Okay, so basically, 20 years ago, the folks at the Fourth World Conference on Women in Beijing, China- where Hillary Clinton made one of her most memorable speeches on women’s rights- decided that something had to be done to address the discrimination against and violence towards women around the world. Now the UN wants to check out how that plan has been working out so far. They’re going to adopt a political declaration after numerous discussions and debates, as well as refine the methods and organization of the proposal for better application in the future.
So what kind of information have they presented so far? Hang onto your hats for this one, because it’s not pretty. Here are ten things you need to know about the study, most of which focuses on violence against women and girls.
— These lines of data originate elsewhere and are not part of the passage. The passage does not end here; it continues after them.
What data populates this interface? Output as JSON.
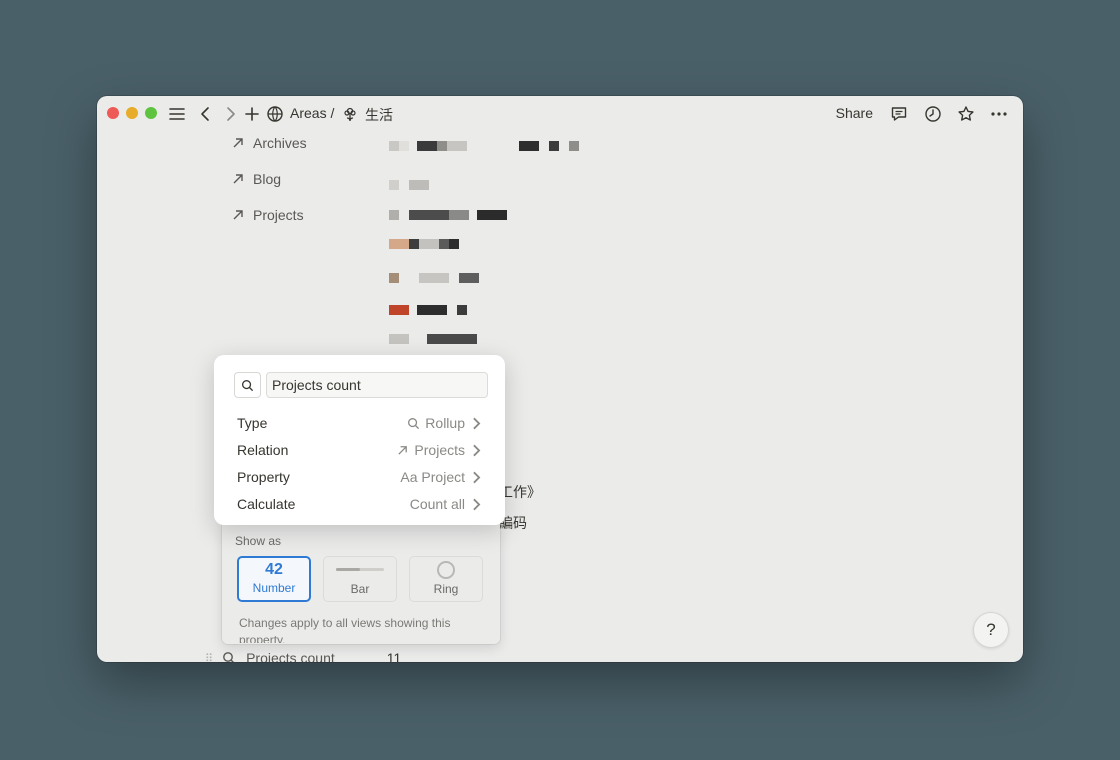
{
  "titlebar": {
    "breadcrumb_parent": "Areas /",
    "breadcrumb_page": "生活",
    "share_label": "Share"
  },
  "properties": [
    {
      "label": "Archives"
    },
    {
      "label": "Blog"
    },
    {
      "label": "Projects"
    }
  ],
  "background_text": {
    "frag1": "工作》",
    "frag2": "編码",
    "bottom_prop_label": "Projects count",
    "bottom_prop_value": "11"
  },
  "menu": {
    "name_value": "Projects count",
    "rows": [
      {
        "label": "Type",
        "value": "Rollup",
        "icon": "search-icon"
      },
      {
        "label": "Relation",
        "value": "Projects",
        "icon": "arrow-up-right-icon"
      },
      {
        "label": "Property",
        "value": "Aa Project",
        "icon": ""
      },
      {
        "label": "Calculate",
        "value": "Count all",
        "icon": ""
      }
    ],
    "show_as_label": "Show as",
    "options": [
      {
        "preview": "42",
        "label": "Number",
        "selected": true
      },
      {
        "label": "Bar",
        "selected": false
      },
      {
        "label": "Ring",
        "selected": false
      }
    ],
    "note": "Changes apply to all views showing this property."
  },
  "help_label": "?",
  "colors": {
    "accent": "#2f7ad4",
    "background": "#4a6069"
  }
}
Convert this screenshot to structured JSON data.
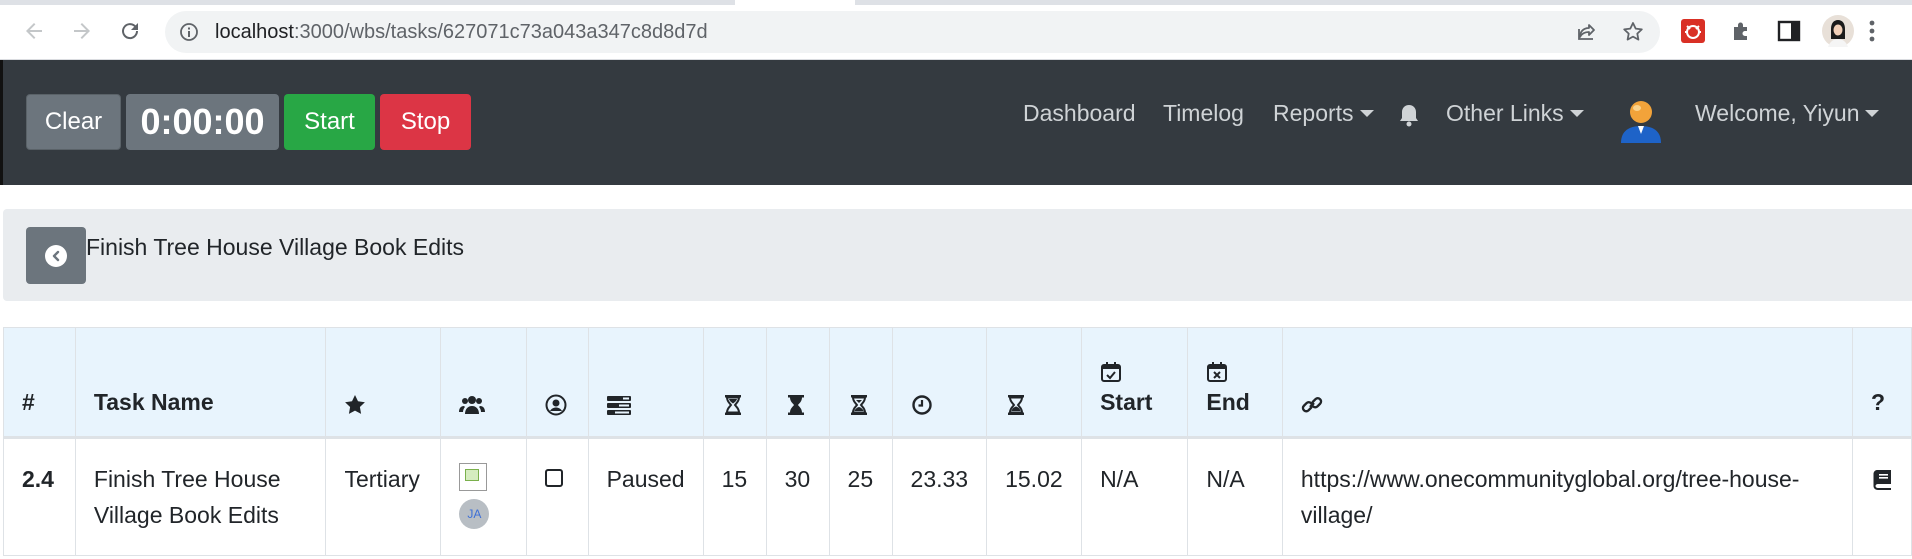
{
  "browser": {
    "url_host": "localhost",
    "url_path": ":3000/wbs/tasks/627071c73a043a347c8d8d7d"
  },
  "toolbar": {
    "clear_label": "Clear",
    "timer_value": "0:00:00",
    "start_label": "Start",
    "stop_label": "Stop"
  },
  "nav": {
    "dashboard": "Dashboard",
    "timelog": "Timelog",
    "reports": "Reports",
    "other_links": "Other Links",
    "welcome": "Welcome, Yiyun"
  },
  "task": {
    "title": "Finish Tree House Village Book Edits"
  },
  "table": {
    "headers": {
      "num": "#",
      "task_name": "Task Name",
      "start": "Start",
      "end": "End",
      "help": "?"
    },
    "row": {
      "num": "2.4",
      "name": "Finish Tree House Village Book Edits",
      "priority": "Tertiary",
      "member_initials": "JA",
      "status": "Paused",
      "hours_best": "15",
      "hours_worst": "30",
      "hours_most": "25",
      "hours_estimated": "23.33",
      "hours_logged": "15.02",
      "start": "N/A",
      "end": "N/A",
      "link": "https://www.onecommunityglobal.org/tree-house-village/"
    }
  },
  "colors": {
    "navbar": "#343a40",
    "start": "#28a745",
    "stop": "#dc3545",
    "secondary": "#6c757d",
    "table_header": "#e8f4fd"
  }
}
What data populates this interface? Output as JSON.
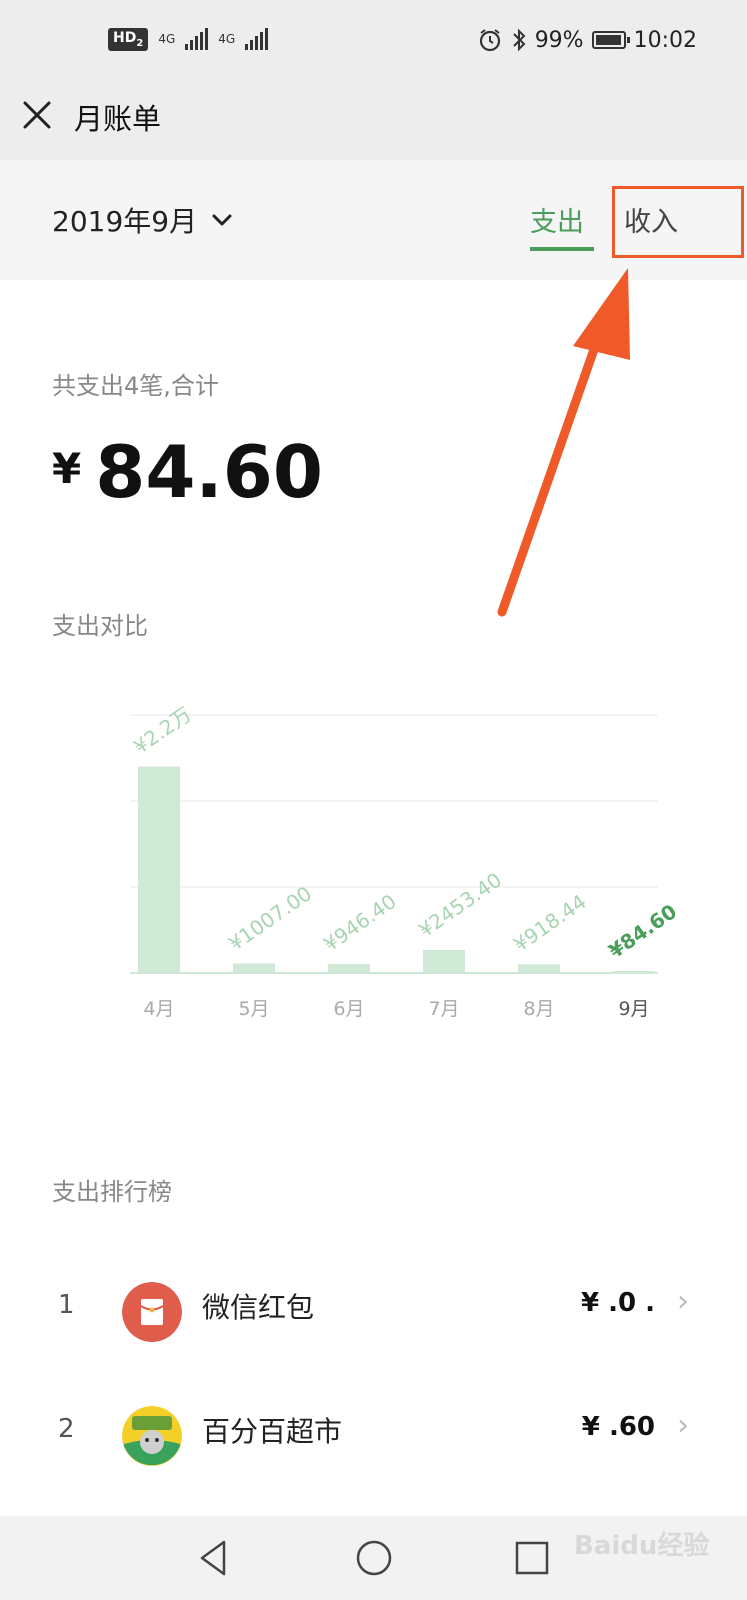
{
  "status_bar": {
    "hd_label": "HD",
    "hd_sub": "2",
    "net1": "4G",
    "net2": "4G",
    "battery": "99%",
    "battery_level": 0.99,
    "time": "10:02"
  },
  "header": {
    "title": "月账单"
  },
  "filter": {
    "month": "2019年9月",
    "tab_expense": "支出",
    "tab_income": "收入",
    "active_tab": "支出"
  },
  "summary": {
    "caption": "共支出4笔,合计",
    "currency": "¥",
    "amount": "84.60"
  },
  "comparison": {
    "title": "支出对比"
  },
  "chart_data": {
    "type": "bar",
    "categories": [
      "4月",
      "5月",
      "6月",
      "7月",
      "8月",
      "9月"
    ],
    "values": [
      22000,
      1007.0,
      946.4,
      2453.4,
      918.44,
      84.6
    ],
    "data_labels": [
      "¥2.2万",
      "¥1007.00",
      "¥946.40",
      "¥2453.40",
      "¥918.44",
      "¥84.60"
    ],
    "highlight_index": 5,
    "colors": {
      "bar": "#cfe9d6",
      "label": "#a7d4b2",
      "highlight_label": "#4a9d5b",
      "grid": "#f0f0f0"
    },
    "ylim": [
      0,
      27500
    ],
    "grid": true
  },
  "ranking": {
    "title": "支出排行榜",
    "items": [
      {
        "rank": "1",
        "name": "微信红包",
        "amount": "¥ .0  .",
        "icon": "red-packet-icon",
        "icon_color": "#e05c4b"
      },
      {
        "rank": "2",
        "name": "百分百超市",
        "amount": "¥ .60",
        "icon": "store-logo-icon",
        "icon_color": "#f3cf28"
      }
    ]
  },
  "watermark": "Baidu经验"
}
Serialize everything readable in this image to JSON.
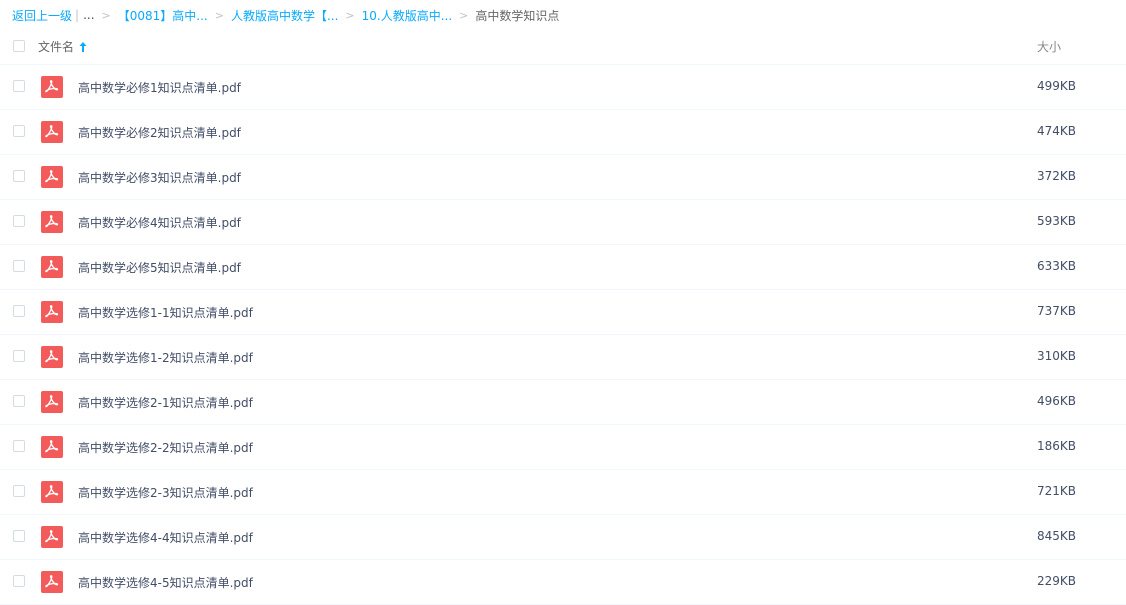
{
  "breadcrumb": {
    "back_label": "返回上一级",
    "ellipsis": "...",
    "items": [
      "【0081】高中...",
      "人教版高中数学【...",
      "10.人教版高中..."
    ],
    "current": "高中数学知识点",
    "separator": ">",
    "pipe": "|"
  },
  "header": {
    "name_col": "文件名",
    "size_col": "大小",
    "sort_icon": "arrow-up-icon"
  },
  "files": [
    {
      "name": "高中数学必修1知识点清单.pdf",
      "size": "499KB",
      "icon": "pdf-icon"
    },
    {
      "name": "高中数学必修2知识点清单.pdf",
      "size": "474KB",
      "icon": "pdf-icon"
    },
    {
      "name": "高中数学必修3知识点清单.pdf",
      "size": "372KB",
      "icon": "pdf-icon"
    },
    {
      "name": "高中数学必修4知识点清单.pdf",
      "size": "593KB",
      "icon": "pdf-icon"
    },
    {
      "name": "高中数学必修5知识点清单.pdf",
      "size": "633KB",
      "icon": "pdf-icon"
    },
    {
      "name": "高中数学选修1-1知识点清单.pdf",
      "size": "737KB",
      "icon": "pdf-icon"
    },
    {
      "name": "高中数学选修1-2知识点清单.pdf",
      "size": "310KB",
      "icon": "pdf-icon"
    },
    {
      "name": "高中数学选修2-1知识点清单.pdf",
      "size": "496KB",
      "icon": "pdf-icon"
    },
    {
      "name": "高中数学选修2-2知识点清单.pdf",
      "size": "186KB",
      "icon": "pdf-icon"
    },
    {
      "name": "高中数学选修2-3知识点清单.pdf",
      "size": "721KB",
      "icon": "pdf-icon"
    },
    {
      "name": "高中数学选修4-4知识点清单.pdf",
      "size": "845KB",
      "icon": "pdf-icon"
    },
    {
      "name": "高中数学选修4-5知识点清单.pdf",
      "size": "229KB",
      "icon": "pdf-icon"
    }
  ],
  "colors": {
    "link": "#09aaff",
    "pdf_red": "#f35a5a",
    "text": "#424e67"
  }
}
1. More than one in three women worldwide have experienced physical violence in their lifetime.
2. One in ten girls under 18 have been forced to have sex.
3. The pay gap is closing so slowly it will take SEVENTY-FIVE years before men and women are paid equally.
4. Women only account for one in five legislators worldwide.
5. The World Health Organization found that, on average, 38% of women who are murdered are killed by their partner.
6. Domestic violence against women costs the global economy $4 trillion. ANNUALLY.
7. In the past nine years, an additional 36 countries have criminalized domestic violence, (up from 89 to 125) but laws are poorly enforced across the board.
8. Sex-selective abortions are increasing in India and Armenia.
9. 83% of women in the United States from 12 to 16 said they have experienced some form of harassment in public schools.
10. In a study of 28 countries in the European Union, only 14% of women reported their most serious episode of domestic violence to the police.
As you can see by these alarming findings, there has been little progress made to actively reduce the amount of violence against women around the world. While participating governments are required to agree to Sustainable Development Goals as a part of the Platform for Action, which includes a separate mandate for women’s equal rights and violence protection as a part of the overarching UN conference, the fact of the matter remains that socially, culturally and politically, this will be a much greater task than most people are willing to admit.
Dr. Valerie M. Hudson, a professor of international affairs at Texas A&M University, explains how violence against women stubbornly remains because it can be used as a tool for personal and political gains, which is worrisome given the rise of recent abductions and assaults by the Islamic State. She created a series of maps detailing many of the hardships women face in every country on the planet. The one below illustrates the degree of a woman’s physical security based on her country of residence. As you can see, there is not a single nation where a woman can feel 100% safe 100% of the time, a tragedy not just because a woman who happens to be born in one section of the world is statistically less likely to be attacked than one born somewhere else, but because in this day and age, women everywhere must keep a level of awareness, and sometimes blatant fear, in the back of her mind at all times.
This is unacceptable. Half the world should not walk around feeling afraid that they might be the next victims of rampant sexual, physical or psychological abuse. Half the people living, breathing, surviving in this place that already has so much pain and love, joy and sorrow should not be bonded through a universal possibility of violence. Half the people on this planet should not be divided from the others just because of the configuration of their sexual organs, and whether or not they will be discriminated or harmed based on that fact. We should all stand united by our shared humanity, unafraid and undeterred by our differences, gendered or otherwise.
There will be more updates in the next two weeks about the status of the Commission as well as the official Declaration from the UN. Go to unwomen.org to check the progress, as well as sites like itsonus.org and amnestyusa.org for more information about preventing violence against women and what you can do to help.
images c/o un.org, womanstats.org, giphy